Now, grab a trash bag and put in it:
- Obvious trash (papers, food wrappers, broken pencils, etc.)
- Permanently stained clothing.
- Clothes missing buttons or zippers if you don’t sew.
- T-shirts with faded, cracked decals.
- Clothing with holes or torn pockets.
- Items that have shrunk.
- Things that have been stretched out.
Into your boxes for donation, put the following:
- Clothes that your child has outgrown.
- Anything your child refuses to wear (even though you think they should). It’s clutter if they won’t wear it!
- Out-of-season clothes that your child will most likely have outgrown by the next season.
Organizing kids’ dressers is all about making it easy for children to find their clothes and to put them away. If your child isn’t old enough or patient enough to thumb through t-shirts that have been neatly “filed” in the Konmari style, you’ll both be miserable trying to follow it. So, find a system that works for you and your child.

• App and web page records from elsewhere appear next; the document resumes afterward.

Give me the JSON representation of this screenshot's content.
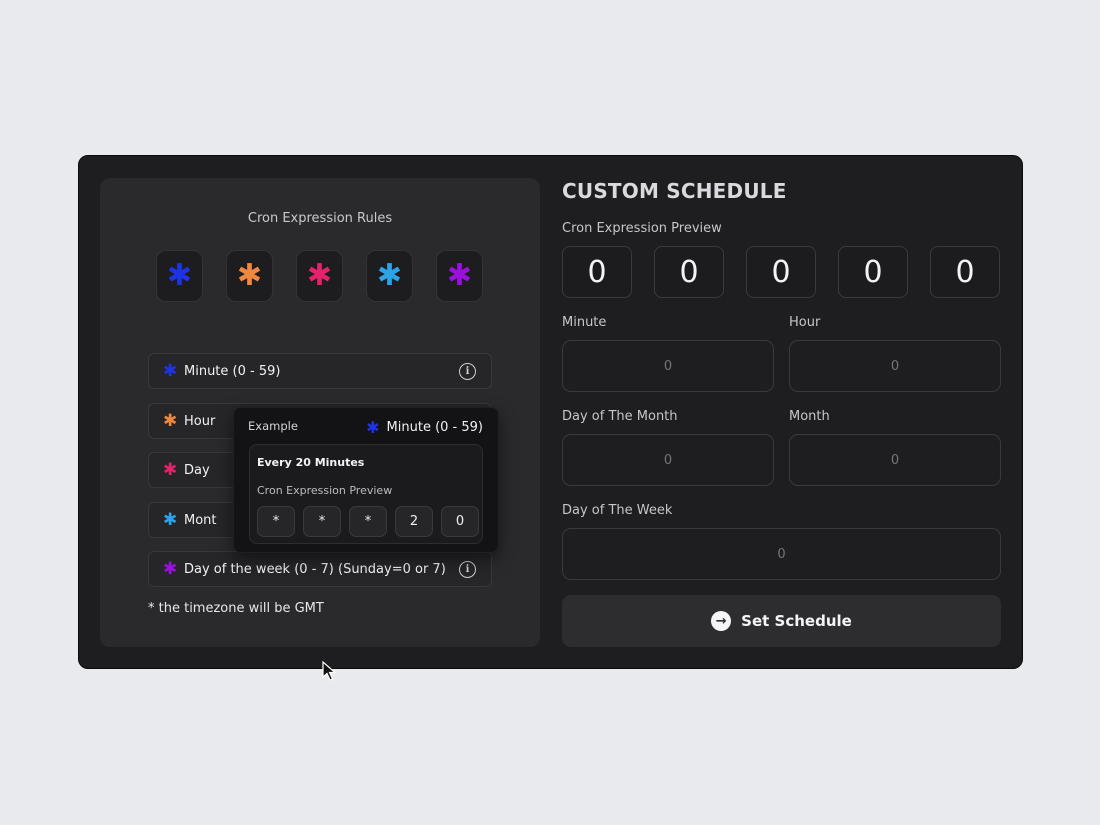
{
  "left_panel": {
    "title": "Cron Expression Rules",
    "stars": [
      {
        "glyph": "✱",
        "color": "#1f33e6"
      },
      {
        "glyph": "✱",
        "color": "#f08840"
      },
      {
        "glyph": "✱",
        "color": "#e5226a"
      },
      {
        "glyph": "✱",
        "color": "#2ea4e8"
      },
      {
        "glyph": "✱",
        "color": "#9b10e0"
      }
    ],
    "rules": [
      {
        "label": "Minute (0 - 59)",
        "color": "#1f33e6",
        "glyph": "✱"
      },
      {
        "label": "Hour",
        "color": "#f08840",
        "glyph": "✱"
      },
      {
        "label": "Day",
        "color": "#e5226a",
        "glyph": "✱"
      },
      {
        "label": "Mont",
        "color": "#2ea4e8",
        "glyph": "✱"
      },
      {
        "label": "Day of the week (0 - 7) (Sunday=0 or 7)",
        "color": "#9b10e0",
        "glyph": "✱"
      }
    ],
    "info_glyph": "i",
    "timezone_note": "* the timezone will be GMT"
  },
  "tooltip": {
    "example_label": "Example",
    "field_label": "Minute (0 - 59)",
    "field_glyph": "✱",
    "card_title": "Every 20 Minutes",
    "card_subtitle": "Cron Expression Preview",
    "cells": [
      "*",
      "*",
      "*",
      "2",
      "0"
    ]
  },
  "right_panel": {
    "title": "CUSTOM SCHEDULE",
    "preview_label": "Cron Expression Preview",
    "preview_digits": [
      "0",
      "0",
      "0",
      "0",
      "0"
    ],
    "fields": {
      "minute": {
        "label": "Minute",
        "placeholder": "0"
      },
      "hour": {
        "label": "Hour",
        "placeholder": "0"
      },
      "day_of_month": {
        "label": "Day of The Month",
        "placeholder": "0"
      },
      "month": {
        "label": "Month",
        "placeholder": "0"
      },
      "day_of_week": {
        "label": "Day of The Week",
        "placeholder": "0"
      }
    },
    "submit": {
      "label": "Set Schedule",
      "icon_glyph": "→"
    }
  }
}
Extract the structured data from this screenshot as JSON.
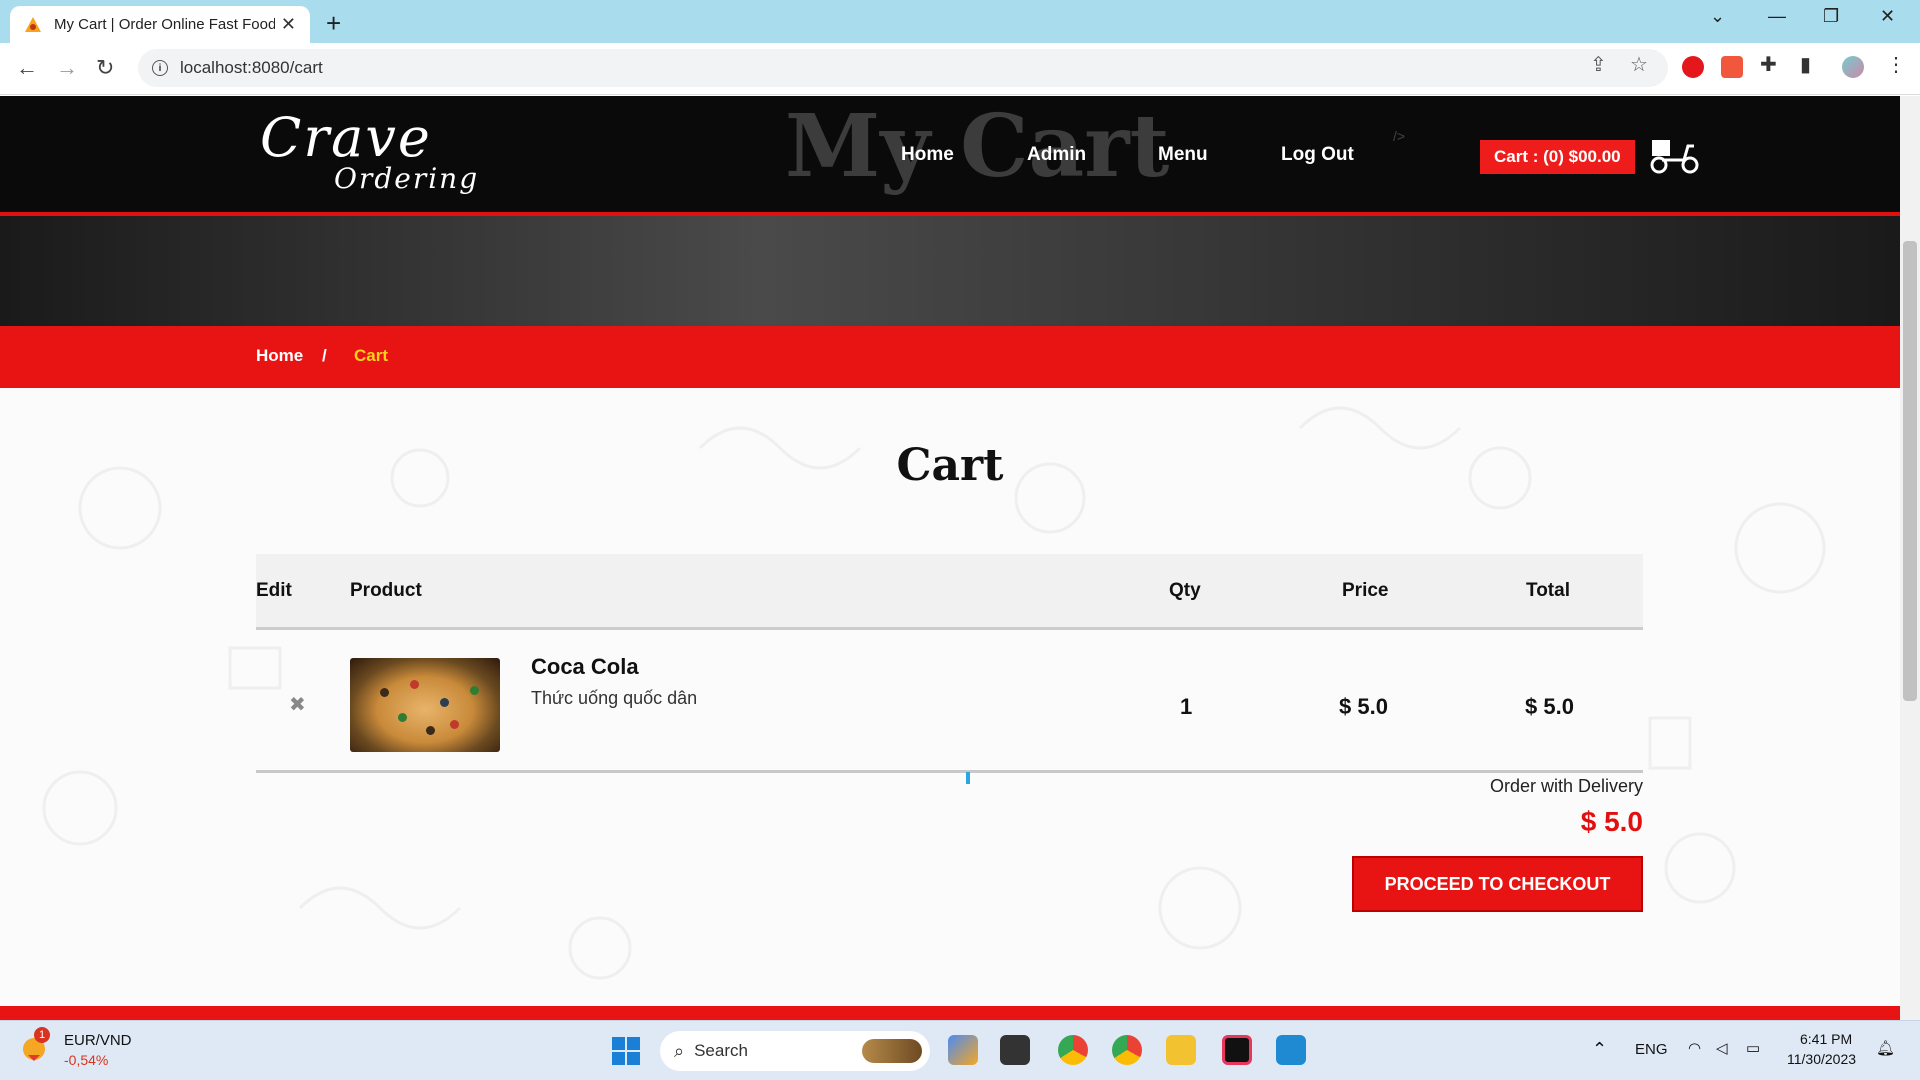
{
  "browser": {
    "tab_title": "My Cart | Order Online Fast Food",
    "url": "localhost:8080/cart"
  },
  "site": {
    "logo_line1": "Crave",
    "logo_line2": "Ordering",
    "hero_ghost_title": "My Cart",
    "nav": [
      "Home",
      "Admin",
      "Menu",
      "Log Out"
    ],
    "code_glyph": "/>",
    "cart_button": "Cart : (0) $00.00",
    "breadcrumb": {
      "home": "Home",
      "separator": "/",
      "current": "Cart"
    },
    "accent_color": "#e81414",
    "crumb_current_color": "#f7d11a"
  },
  "cart": {
    "title": "Cart",
    "columns": [
      "Edit",
      "Product",
      "Qty",
      "Price",
      "Total"
    ],
    "items": [
      {
        "name": "Coca Cola",
        "description": "Thức uống quốc dân",
        "qty": "1",
        "price": "$ 5.0",
        "total": "$ 5.0",
        "remove_icon": "close-icon"
      }
    ],
    "delivery_label": "Order with Delivery",
    "grand_total": "$ 5.0",
    "checkout_label": "PROCEED TO CHECKOUT"
  },
  "taskbar": {
    "widget_pair": "EUR/VND",
    "widget_change": "-0,54%",
    "widget_badge": "1",
    "search_placeholder": "Search",
    "lang": "ENG",
    "time": "6:41 PM",
    "date": "11/30/2023"
  }
}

Here are some ideas:
Use drawer dividers, not finicky containers. Inserts with individual cubbies for undies or socks are Pinterest-ing, but kids usually just start cramming things in willy-nilly after a few days. An expandable divider that locks into place can create compartments within a drawer to keep the contents neat without all the fuss.
Store underwear in lower drawers. Since this drawer gets accessed at least twice a day, make it convenient for them to reach.
Fold pajama sets together. Put them where your child can get them independently to make the bedtime routine go more quickly.
Consider hanging long-sleeved t-shirts. Even if you fold long-sleeved shirts, so they remain wrinkle free, kids rummaging through their dresser drawers quickly mess them up.
Keep out-of-season clothing out of kids’ dresser drawers. Use zippered storage containers under the bed or on an upper closet to keep the dresser functional and easy to use.
Clean the dresser drawers with the microfiber cloth and all-purpose spray before returning the clothing to the dresser. Use the Magic Eraser on tough grime. While you’re at it, inspect the clothes as you put them away and launder anything that looks or smells less than fresh.
Now is a good time to pull the dresser away from the wall and dust the back, too. Dust the wall and baseboard behind the dresser. Clean the floor beneath it before you put it back in place. Finish up with furniture polish if you like.
Keep it Clean
Keeping on top of areas we’ve already ROCKed is an important part of this program. We’re not just removing clutter and organizing our homes — we’re developing a habit of keeping them clutter-free and tidy.
Don’t Skip This Step!
You don’t need to re-clean everything again, just buzz through the areas we’ve already covered. This process only takes 10-15 minutes total, but it will keep your home from sliding into disarray.
So, throw away obvious trash and grab anything that’s not where it belongs, and reset each space:
- Entryway: Sweep or shake the mat outside.
- Coat closet: Is everything neatly hung?
- Dining table: Wipe it clean.
- Kitchen: Put away things that belong in the cupboards. Wipe the countertops and cabinet/drawer handles. Sweep spills.
- Family room: Make sure the TV remotes are where they belong. Wipe the table tops. Straighten the pillows and throw blankets.
- Living room: Straighten pillows, throw blankets, magazines.
- Guest bathroom: Check supplies. Use a disinfecting wipe on the faucets and sink basin. Buff water spots on the mirror. Use another wipe to clean the toilet seat and rim.
- Kids’ closets: Is everything hung up? Shoes where they belong?
Finish up by putting away things you’ve found out of place. Or have your kids do it, if it’s their stuff you keep finding. Once it’s all put away, you’re done!
See You Tomorrow
For our next mission, we’re going to organize the kids’ toys. Be sure you have plenty of trash bags and donation boxes for that! If you need to brace yourself by commiserating with other parents working through this series, come join our Do Home Better Group on Facebook.